Listed entries below:

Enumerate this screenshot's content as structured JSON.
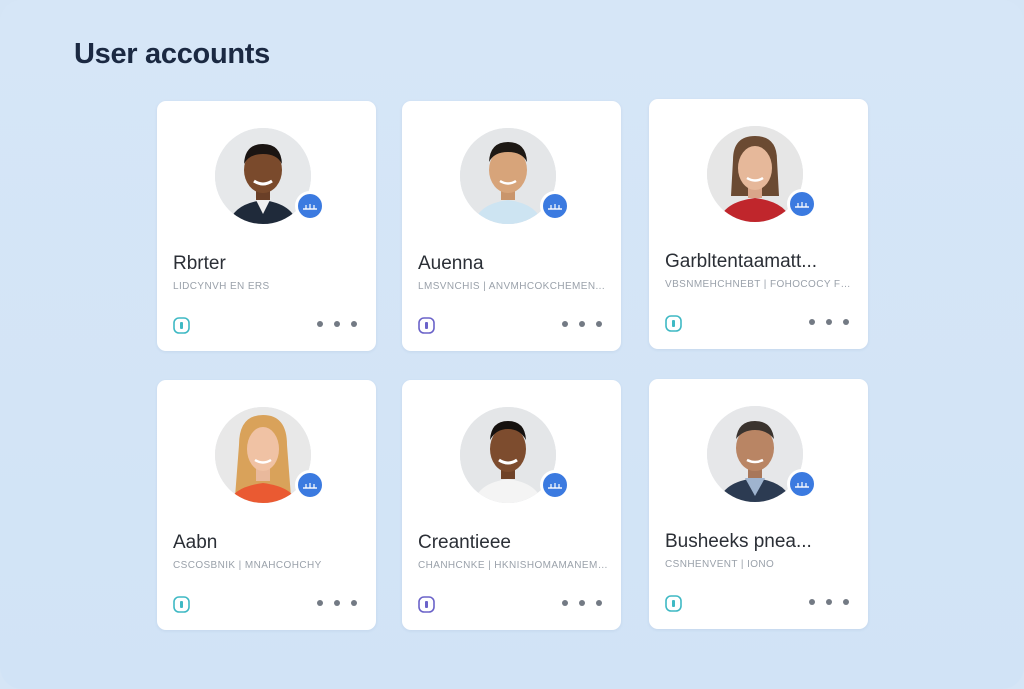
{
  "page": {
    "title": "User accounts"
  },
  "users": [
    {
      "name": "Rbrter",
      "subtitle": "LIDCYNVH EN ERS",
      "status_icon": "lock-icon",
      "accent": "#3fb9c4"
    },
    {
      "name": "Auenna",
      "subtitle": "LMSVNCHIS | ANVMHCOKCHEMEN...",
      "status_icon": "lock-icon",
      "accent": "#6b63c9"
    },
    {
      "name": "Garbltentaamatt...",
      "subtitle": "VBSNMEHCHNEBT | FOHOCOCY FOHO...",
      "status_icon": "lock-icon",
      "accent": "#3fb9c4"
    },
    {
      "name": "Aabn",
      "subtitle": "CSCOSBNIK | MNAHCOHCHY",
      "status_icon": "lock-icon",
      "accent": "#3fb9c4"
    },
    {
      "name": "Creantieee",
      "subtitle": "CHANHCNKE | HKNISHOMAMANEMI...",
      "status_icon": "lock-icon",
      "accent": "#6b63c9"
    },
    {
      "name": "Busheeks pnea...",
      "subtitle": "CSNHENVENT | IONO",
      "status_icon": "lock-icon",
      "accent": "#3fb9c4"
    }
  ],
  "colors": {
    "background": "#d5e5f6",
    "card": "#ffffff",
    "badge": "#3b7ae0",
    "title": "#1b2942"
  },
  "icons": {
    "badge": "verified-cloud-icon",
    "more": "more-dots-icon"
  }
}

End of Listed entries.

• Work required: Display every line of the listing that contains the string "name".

• Solution to the exercise:
      "name": "Rbrter",
      "name": "Auenna",
      "name": "Garbltentaamatt...",
      "name": "Aabn",
      "name": "Creantieee",
      "name": "Busheeks pnea...",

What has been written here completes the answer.